Wendy Hoven, the refugee committee chair at Holy Family Catholic Parish, said the two families they’ve sponsored are settling into this community.

“They’re reasonably well-established now in St. Albert. We have one full-time job, and the other three parents have part-time jobs,” she said. “And the kids are all doing well in school.”

She said the challenges her group is facing don’t have to do with the amount of money in the bank – there’s enough money in the bank to sponsor another family – but rather with government delays and volunteer coordination.

What’s needed is someone from the parish to step up and head the refugee committee. After spending close to an hour a day organizing things for the two families who have already moved into St. Albert, Hoven said she hopes to take a step back.

In the meantime, however, there are other families waiting to get into Canada, relatives of those already in St. Albert, who are mired in delays.

“The wheels of bureaucracy are really, really slow,” she said. “It’s been a long-time waiting, and we don’t know how much longer we’re going to have to wait.”

Hoven said there’s one family from Iraq who fled to Turkey and has been waiting for the go-ahead to come to Canada for close to one year.

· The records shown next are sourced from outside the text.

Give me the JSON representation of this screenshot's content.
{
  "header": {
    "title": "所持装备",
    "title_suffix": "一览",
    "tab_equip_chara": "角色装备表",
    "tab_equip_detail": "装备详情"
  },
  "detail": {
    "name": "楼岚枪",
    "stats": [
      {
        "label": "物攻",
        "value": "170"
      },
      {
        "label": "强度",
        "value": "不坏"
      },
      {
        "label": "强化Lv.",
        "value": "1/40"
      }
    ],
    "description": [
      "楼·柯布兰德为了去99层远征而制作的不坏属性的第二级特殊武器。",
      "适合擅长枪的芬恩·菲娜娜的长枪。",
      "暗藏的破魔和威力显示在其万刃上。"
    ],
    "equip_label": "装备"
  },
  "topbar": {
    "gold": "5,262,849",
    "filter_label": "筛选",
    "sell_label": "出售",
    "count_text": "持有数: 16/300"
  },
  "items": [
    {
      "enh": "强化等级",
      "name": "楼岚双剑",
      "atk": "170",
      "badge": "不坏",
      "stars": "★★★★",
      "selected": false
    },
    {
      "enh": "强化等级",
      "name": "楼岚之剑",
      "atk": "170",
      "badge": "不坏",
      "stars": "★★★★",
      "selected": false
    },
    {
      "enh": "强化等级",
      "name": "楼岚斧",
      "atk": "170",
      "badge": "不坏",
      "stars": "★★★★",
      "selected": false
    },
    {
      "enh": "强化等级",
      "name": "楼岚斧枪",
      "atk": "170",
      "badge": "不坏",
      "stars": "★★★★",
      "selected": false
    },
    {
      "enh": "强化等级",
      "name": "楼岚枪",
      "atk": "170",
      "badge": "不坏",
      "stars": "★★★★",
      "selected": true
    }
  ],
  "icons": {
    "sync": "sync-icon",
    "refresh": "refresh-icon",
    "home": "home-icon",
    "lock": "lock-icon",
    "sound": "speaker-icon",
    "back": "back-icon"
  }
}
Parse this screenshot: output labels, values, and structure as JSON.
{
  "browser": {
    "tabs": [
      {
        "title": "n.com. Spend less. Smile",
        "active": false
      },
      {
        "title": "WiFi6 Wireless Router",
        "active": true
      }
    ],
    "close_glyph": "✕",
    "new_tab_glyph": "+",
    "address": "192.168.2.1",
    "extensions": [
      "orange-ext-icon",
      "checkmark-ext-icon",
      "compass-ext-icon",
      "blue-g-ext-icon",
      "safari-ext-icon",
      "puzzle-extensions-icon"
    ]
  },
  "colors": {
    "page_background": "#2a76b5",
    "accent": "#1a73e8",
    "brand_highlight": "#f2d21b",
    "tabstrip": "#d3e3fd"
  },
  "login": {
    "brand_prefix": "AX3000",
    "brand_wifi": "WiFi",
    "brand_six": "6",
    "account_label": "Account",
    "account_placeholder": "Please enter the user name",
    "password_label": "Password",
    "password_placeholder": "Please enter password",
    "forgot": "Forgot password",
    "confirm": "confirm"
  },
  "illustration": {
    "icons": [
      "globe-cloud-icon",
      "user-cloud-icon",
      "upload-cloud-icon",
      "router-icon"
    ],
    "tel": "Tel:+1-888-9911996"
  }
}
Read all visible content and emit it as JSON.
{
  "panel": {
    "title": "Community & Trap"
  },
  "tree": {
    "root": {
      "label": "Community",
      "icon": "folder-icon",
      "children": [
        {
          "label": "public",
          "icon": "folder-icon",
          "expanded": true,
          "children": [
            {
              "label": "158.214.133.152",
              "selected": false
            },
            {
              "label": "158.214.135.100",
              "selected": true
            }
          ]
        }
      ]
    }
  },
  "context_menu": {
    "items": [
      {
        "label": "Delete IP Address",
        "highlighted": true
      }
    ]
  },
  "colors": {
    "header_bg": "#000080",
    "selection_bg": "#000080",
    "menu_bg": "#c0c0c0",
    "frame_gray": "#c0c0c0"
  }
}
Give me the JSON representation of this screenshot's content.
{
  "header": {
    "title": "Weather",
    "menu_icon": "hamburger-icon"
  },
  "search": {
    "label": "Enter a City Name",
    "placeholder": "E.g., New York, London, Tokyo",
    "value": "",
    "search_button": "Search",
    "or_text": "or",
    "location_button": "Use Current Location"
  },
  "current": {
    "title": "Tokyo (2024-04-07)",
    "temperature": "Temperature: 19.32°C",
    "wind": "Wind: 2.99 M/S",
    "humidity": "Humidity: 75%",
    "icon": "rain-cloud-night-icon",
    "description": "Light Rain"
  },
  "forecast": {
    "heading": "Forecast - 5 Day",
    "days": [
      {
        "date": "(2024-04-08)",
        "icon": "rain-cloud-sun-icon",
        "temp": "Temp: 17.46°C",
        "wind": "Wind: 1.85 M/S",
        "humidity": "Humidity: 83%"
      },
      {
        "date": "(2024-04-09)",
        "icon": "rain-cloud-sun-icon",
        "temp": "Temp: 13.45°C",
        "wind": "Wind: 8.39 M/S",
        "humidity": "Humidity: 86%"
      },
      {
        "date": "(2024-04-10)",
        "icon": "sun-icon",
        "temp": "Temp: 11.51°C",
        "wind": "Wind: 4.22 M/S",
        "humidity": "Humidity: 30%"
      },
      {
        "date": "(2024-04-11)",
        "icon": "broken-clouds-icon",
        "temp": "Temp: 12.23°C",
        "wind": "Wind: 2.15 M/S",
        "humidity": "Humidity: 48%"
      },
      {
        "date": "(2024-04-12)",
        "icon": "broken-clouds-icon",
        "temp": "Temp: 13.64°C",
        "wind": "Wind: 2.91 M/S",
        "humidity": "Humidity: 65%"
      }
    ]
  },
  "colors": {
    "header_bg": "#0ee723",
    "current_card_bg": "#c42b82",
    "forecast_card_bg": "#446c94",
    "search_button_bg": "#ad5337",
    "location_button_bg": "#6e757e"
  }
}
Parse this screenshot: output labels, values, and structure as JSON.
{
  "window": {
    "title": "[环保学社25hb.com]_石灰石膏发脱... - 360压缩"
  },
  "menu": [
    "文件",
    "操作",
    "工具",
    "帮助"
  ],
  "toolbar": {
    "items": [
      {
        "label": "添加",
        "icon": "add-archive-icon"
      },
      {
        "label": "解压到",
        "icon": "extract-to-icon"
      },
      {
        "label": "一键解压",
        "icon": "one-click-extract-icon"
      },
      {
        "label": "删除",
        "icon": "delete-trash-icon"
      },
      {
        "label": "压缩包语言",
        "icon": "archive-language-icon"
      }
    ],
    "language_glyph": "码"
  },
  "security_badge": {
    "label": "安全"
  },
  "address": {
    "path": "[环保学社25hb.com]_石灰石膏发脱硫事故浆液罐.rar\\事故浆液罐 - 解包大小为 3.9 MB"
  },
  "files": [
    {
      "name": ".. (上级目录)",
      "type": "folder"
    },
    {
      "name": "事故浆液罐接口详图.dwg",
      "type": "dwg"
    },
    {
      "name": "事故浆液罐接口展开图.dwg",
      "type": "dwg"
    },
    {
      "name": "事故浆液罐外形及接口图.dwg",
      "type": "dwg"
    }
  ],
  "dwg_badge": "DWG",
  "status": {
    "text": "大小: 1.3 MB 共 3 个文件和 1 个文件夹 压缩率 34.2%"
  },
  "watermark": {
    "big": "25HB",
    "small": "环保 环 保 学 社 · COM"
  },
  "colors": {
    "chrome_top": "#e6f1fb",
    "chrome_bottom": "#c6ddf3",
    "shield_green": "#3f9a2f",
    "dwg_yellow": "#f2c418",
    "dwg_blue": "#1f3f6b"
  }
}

She said she would also ask residents to write letters to government officials about the transportation fee some refugee families are charged.

The 25,000 refugees brought to Canada as part of Prime Minister Justin Trudeau’s election promise weren’t charged the fee, but others could be on the hook for as much as $2,000 per person once they’re settled.

“I don’t think it’s fair for any refugee,” Hoven said. “They come with nothing.”

A third St. Albert group sponsoring refugees is reporting it has everything it needs, and the process is moving along smoothly.

David Woloshyn, chair of the refugee committee at the St. Albert Catholic Parish, said the family his church is sponsoring has settled in Edmonton and has everything they need.

“They’re in their new home in Edmonton, and we have a group of very committed and passionate parishioners who are providing support for them,” he said.

While that family is slowly acclimatizing to Canada, there is a support network from the church that has worked to get them their Alberta Health Care, their Social Insurance Numbers, government-issued identification and other essentials for living in this country.

Hoven said none of the Syrian refugee families living in St. Albert wanted to speak with the St. Albert Gazette or have photographs taken, citing safety concerns for relatives still living in Syria.

Doug Neuman: